IR35 catches more highly skilled workers



In Dragonfly Consultancy Limited v The Commissioners for Her Majesty and Revenue & Customs (2008), the High Court has held that the IR35 rules on personal service companies apply to the services of a highly skilled IT consultant particularly because the client would have been unlikely to accept an unfettered right of substitution.

IR35 prevents individuals avoiding income tax and National Insurance contributions by providing their services through an intermediary, which is usually a personal service company. Under IR35, HMRC ignores the legal relationships in a particular case. If the individual’s services for the client would have constituted an employment relationship for tax purposes if he or she engaged with the client directly, IR35 imposes employer tax obligations (PAYE withholding and Class 1 NIC) on the intermediary and treats payments to the employee as employment income.

HMRC’s approach to determining an employment relationship takes into account all of the circumstances to paint an overall picture of the notional contract, but particular factors are repeatedly considered in case law.

The consultant in the Dragonfly case specialised in designing and implementing tests on IT systems software, and was highly skilled in the personal and complex analytical skills involved. He was not subject to detailed instructions as to how he should undertake what he did.

The Dragonfly case turned to some extent on the right of personal substitution. If the individual is able to substitute another worker instead of personally performing the services, this is usually indicative he or she is self-employed. However, in this case, the consultant carried out the services personally and did not carry out any significant work for any other person during the periods concerned.

The service company’s contract with the client contained a right to substitute another consultant, but this was not unqualified – the inference was that this would have required the client’s consent.

Mr Justice Henderson took the view that in the light of the evidence in the case, in particular an oral statement from the client that it “did not want any competent tester, it wanted [the consultant]”, it was unrealistic to suppose that the client would ever have agreed to an unqualified right of substitution.

This case shows how important it is for a consultant to be able to demonstrate an unfettered right of substitution before the courts will accept that the arrangement is indicative of self-employment.

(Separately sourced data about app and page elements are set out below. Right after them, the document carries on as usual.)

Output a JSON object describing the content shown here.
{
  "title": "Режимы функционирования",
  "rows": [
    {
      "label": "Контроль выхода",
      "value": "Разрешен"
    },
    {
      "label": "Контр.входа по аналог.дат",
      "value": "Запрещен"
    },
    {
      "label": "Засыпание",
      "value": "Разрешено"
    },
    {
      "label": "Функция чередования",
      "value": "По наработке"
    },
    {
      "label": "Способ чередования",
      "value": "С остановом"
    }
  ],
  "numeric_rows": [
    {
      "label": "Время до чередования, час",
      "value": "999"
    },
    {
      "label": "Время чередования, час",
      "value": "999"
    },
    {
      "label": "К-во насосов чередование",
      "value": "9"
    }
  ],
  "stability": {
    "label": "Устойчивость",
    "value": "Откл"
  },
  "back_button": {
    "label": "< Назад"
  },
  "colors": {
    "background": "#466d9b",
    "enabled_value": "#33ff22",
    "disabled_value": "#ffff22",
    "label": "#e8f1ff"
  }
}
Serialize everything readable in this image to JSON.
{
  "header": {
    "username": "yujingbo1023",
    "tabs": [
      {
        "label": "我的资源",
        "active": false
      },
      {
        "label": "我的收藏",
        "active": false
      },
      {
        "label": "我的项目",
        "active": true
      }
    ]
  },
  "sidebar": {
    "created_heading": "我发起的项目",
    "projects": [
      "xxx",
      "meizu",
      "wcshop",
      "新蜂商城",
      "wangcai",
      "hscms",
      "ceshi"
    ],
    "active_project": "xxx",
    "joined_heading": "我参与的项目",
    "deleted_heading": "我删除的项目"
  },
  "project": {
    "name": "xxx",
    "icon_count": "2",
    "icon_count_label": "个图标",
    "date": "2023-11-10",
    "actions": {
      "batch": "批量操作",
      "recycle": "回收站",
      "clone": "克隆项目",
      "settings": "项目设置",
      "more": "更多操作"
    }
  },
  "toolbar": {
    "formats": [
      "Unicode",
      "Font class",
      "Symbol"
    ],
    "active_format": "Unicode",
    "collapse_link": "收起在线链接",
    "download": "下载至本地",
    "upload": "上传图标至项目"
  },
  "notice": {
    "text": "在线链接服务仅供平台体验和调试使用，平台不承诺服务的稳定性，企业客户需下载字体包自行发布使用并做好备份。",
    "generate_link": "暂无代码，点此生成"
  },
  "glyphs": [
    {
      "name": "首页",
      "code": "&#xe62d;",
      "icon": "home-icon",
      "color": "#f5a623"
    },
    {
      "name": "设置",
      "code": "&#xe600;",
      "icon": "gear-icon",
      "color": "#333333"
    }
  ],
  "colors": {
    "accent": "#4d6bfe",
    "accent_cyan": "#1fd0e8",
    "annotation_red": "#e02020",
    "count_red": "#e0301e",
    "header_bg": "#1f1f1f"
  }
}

Clients of such consultants should therefore be prepared to:

  • receive more information requests from HMRC in relation to IR35 enquiries into consultants they have engaged, so increasing their administrative burden in relation to using consultants; and

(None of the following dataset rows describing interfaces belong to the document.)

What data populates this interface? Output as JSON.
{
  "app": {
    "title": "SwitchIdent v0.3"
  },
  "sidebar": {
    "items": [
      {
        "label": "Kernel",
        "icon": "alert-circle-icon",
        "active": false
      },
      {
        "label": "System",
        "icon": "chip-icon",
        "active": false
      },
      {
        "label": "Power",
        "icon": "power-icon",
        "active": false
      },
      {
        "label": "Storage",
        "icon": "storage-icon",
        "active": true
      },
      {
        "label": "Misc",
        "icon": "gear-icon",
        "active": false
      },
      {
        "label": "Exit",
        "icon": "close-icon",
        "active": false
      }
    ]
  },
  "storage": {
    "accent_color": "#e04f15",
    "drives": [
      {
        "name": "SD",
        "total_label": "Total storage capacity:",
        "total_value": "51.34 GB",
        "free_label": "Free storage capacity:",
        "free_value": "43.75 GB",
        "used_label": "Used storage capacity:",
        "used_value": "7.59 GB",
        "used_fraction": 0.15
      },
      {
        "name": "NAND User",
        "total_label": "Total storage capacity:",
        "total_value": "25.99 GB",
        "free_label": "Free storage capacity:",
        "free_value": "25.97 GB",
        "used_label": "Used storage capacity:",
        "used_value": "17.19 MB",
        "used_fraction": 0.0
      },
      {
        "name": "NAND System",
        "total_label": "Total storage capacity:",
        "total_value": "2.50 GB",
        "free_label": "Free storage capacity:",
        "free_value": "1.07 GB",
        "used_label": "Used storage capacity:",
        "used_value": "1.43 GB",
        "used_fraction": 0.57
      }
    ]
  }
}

  • find it harder to hold on to some skilled IT consultants as IT consultants seeking to remain self-employed may demand a real right of substitution, in practice this may even mean that they try to foist other consultants on their clients from time to time in support of this right.